[Entries from a dataset of interfaces]
▼▼▼
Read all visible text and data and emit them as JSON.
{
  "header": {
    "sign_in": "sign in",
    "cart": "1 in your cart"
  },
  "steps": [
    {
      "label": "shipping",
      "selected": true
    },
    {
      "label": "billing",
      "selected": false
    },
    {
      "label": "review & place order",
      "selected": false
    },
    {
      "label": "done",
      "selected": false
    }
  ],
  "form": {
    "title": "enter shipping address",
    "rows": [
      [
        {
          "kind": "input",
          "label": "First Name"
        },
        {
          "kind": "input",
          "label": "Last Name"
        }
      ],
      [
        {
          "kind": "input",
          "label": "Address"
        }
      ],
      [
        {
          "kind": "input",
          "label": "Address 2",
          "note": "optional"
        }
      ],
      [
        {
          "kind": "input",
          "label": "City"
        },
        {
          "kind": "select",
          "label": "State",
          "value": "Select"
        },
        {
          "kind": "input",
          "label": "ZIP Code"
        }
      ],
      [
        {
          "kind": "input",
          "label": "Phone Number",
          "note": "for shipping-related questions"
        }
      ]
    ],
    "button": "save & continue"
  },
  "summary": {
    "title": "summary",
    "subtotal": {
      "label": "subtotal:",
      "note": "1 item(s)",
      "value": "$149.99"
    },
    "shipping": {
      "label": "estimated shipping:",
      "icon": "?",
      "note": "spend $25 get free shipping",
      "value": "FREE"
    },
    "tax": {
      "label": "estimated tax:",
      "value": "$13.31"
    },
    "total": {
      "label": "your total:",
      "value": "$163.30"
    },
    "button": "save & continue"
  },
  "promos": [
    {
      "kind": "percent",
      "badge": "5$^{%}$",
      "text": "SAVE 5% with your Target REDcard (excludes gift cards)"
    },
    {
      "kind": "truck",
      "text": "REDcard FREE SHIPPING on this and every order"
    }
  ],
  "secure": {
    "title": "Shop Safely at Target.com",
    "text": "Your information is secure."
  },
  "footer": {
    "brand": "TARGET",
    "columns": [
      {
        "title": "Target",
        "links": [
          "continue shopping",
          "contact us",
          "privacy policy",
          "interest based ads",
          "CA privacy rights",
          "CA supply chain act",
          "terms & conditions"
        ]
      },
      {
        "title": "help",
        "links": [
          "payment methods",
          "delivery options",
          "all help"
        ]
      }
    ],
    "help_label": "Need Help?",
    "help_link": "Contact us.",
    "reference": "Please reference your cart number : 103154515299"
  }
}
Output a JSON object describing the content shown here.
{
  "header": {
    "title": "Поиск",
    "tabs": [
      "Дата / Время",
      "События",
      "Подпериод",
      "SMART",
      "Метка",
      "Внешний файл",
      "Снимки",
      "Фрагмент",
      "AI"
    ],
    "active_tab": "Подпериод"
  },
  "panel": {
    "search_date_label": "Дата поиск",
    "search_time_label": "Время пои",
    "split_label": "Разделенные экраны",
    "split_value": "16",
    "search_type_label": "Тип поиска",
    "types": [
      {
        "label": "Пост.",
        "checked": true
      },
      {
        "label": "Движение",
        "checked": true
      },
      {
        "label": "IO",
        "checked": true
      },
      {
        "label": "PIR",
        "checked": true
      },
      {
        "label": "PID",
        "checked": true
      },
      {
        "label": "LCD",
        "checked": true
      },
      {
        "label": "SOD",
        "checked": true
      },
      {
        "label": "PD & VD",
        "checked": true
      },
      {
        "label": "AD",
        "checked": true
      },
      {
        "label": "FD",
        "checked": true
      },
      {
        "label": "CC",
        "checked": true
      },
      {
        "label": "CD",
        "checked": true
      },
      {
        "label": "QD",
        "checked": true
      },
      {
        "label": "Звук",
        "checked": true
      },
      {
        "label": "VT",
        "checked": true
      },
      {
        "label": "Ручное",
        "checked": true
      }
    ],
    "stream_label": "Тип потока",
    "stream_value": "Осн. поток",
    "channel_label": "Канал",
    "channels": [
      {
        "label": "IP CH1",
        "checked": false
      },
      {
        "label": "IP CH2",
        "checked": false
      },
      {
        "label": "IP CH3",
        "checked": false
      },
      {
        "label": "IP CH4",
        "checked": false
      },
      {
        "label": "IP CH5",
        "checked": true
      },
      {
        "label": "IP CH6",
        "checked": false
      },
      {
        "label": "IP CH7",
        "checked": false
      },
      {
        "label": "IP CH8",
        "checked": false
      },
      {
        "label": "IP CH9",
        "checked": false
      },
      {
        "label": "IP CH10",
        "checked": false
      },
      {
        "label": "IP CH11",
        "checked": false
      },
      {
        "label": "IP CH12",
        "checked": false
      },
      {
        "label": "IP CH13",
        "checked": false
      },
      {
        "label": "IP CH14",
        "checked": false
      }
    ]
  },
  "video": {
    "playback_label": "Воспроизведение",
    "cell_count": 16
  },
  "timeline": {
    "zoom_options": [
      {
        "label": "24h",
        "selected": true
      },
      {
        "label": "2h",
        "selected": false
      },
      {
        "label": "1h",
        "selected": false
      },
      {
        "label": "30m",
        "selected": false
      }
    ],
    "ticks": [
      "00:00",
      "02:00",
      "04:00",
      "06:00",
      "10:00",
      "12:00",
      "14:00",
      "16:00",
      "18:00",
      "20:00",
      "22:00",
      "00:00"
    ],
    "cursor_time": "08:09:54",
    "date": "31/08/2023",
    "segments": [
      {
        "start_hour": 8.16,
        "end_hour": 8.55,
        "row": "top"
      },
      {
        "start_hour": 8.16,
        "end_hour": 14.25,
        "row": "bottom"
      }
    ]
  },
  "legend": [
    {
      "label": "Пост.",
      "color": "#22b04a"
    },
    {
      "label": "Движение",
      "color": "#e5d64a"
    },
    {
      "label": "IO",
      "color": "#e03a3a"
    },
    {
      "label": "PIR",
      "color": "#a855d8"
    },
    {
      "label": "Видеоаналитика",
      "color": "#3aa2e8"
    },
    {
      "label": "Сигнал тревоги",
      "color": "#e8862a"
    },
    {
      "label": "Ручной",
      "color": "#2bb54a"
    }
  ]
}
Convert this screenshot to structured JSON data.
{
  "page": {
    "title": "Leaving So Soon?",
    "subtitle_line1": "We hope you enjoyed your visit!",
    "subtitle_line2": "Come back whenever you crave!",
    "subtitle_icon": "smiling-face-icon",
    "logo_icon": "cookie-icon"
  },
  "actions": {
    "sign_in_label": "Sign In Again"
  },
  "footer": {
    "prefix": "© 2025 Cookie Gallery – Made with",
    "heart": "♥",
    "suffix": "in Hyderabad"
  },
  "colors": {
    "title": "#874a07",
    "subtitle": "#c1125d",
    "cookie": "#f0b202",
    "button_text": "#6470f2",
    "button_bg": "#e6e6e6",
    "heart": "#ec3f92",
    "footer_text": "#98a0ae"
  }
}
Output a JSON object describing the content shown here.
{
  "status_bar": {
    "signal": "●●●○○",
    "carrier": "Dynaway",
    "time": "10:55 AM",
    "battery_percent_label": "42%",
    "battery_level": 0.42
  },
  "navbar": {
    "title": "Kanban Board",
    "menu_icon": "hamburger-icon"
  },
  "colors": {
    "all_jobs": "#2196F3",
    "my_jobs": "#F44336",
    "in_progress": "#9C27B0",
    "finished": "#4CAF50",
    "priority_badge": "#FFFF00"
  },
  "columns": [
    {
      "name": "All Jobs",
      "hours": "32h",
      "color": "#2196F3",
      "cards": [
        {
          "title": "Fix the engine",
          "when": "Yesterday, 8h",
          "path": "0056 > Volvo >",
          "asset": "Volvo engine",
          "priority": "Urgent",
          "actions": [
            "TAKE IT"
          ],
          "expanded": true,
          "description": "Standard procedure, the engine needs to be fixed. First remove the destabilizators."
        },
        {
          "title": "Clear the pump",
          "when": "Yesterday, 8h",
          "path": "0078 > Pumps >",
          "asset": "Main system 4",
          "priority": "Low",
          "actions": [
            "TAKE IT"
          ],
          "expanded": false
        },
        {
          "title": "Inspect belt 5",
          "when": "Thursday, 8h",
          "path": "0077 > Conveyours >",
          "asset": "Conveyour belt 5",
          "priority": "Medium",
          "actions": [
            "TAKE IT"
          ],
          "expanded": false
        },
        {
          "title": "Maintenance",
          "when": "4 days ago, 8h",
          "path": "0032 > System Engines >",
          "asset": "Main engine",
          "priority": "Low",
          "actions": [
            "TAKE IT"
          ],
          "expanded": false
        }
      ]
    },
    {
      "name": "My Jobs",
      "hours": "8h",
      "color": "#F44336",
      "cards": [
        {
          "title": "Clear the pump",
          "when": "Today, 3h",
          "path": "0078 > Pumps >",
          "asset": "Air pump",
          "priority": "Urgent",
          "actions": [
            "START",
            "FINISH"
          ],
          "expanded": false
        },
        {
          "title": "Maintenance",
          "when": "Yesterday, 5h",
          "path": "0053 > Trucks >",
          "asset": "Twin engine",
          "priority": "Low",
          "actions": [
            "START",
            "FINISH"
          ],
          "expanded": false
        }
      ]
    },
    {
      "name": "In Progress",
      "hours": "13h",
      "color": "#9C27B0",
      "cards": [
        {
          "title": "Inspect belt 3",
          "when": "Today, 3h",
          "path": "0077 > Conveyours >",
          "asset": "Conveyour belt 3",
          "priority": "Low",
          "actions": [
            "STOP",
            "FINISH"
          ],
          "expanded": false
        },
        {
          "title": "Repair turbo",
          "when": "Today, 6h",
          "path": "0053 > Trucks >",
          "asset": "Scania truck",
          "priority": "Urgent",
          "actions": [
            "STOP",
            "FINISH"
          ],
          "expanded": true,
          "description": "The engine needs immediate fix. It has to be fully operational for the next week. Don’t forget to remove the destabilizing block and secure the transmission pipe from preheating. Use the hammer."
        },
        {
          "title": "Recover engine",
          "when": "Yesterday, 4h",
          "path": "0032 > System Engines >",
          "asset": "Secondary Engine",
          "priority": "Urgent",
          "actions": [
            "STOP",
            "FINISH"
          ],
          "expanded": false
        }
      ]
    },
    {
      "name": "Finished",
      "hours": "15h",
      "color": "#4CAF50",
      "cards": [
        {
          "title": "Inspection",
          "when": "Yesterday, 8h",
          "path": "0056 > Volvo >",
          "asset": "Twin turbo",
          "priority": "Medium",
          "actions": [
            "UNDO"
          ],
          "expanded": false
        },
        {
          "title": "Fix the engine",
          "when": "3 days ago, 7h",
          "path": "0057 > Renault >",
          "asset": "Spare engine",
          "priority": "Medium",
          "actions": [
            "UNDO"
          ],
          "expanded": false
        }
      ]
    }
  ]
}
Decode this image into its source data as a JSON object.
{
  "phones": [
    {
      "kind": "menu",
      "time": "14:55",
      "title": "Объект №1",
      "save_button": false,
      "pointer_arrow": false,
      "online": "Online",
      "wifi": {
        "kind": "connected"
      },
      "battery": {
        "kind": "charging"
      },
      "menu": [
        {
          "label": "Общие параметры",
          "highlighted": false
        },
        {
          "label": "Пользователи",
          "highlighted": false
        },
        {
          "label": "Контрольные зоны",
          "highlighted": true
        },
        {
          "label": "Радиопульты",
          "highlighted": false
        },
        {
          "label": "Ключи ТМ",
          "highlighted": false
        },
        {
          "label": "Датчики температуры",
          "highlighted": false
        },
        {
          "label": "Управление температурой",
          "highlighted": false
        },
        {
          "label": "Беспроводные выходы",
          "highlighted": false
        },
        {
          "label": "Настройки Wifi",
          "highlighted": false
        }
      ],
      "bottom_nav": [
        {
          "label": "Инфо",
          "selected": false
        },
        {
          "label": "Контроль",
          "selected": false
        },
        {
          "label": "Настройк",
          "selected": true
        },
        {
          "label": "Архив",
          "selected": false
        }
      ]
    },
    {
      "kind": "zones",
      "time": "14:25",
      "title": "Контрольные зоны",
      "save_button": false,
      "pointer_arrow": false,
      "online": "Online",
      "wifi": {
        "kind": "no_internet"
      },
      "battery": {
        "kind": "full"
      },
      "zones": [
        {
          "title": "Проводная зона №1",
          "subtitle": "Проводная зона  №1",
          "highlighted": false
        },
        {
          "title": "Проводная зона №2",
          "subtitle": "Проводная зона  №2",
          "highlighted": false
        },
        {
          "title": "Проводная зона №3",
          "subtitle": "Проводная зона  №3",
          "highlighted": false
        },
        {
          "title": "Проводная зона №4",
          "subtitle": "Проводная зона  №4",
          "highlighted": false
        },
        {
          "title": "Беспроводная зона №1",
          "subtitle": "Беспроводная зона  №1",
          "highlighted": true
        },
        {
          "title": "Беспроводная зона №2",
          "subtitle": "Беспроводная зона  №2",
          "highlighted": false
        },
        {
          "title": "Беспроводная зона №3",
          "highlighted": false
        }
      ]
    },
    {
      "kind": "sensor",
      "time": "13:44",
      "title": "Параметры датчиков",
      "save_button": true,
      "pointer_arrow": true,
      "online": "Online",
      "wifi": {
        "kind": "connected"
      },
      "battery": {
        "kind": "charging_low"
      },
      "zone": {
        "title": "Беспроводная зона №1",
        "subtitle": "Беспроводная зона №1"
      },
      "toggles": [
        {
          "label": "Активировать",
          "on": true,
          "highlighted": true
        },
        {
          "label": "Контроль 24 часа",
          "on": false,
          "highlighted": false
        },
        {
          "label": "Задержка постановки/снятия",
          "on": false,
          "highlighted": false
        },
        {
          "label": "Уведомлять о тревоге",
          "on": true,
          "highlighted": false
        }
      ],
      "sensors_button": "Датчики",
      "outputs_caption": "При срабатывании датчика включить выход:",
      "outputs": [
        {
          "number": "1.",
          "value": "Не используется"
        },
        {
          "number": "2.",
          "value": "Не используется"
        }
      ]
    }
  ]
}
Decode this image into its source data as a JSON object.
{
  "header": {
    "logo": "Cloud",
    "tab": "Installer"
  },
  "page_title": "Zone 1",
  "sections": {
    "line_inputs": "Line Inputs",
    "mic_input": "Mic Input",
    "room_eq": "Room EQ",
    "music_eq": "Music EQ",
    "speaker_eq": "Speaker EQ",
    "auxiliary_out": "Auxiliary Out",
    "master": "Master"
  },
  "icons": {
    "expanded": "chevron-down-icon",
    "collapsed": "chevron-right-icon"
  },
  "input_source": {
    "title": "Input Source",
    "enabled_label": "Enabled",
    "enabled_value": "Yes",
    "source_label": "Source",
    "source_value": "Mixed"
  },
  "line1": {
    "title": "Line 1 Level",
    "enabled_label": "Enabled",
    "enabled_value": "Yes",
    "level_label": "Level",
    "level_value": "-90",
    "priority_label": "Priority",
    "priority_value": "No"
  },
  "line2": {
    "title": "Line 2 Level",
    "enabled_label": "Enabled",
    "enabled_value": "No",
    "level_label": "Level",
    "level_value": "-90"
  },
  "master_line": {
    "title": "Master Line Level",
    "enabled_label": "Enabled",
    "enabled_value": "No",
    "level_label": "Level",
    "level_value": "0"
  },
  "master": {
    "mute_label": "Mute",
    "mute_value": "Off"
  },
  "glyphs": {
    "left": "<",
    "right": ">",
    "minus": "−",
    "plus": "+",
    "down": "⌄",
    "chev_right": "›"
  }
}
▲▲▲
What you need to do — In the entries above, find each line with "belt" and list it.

Written solution —
          "title": "Inspect belt 5",
          "asset": "Conveyour belt 5",
          "title": "Inspect belt 3",
          "asset": "Conveyour belt 3",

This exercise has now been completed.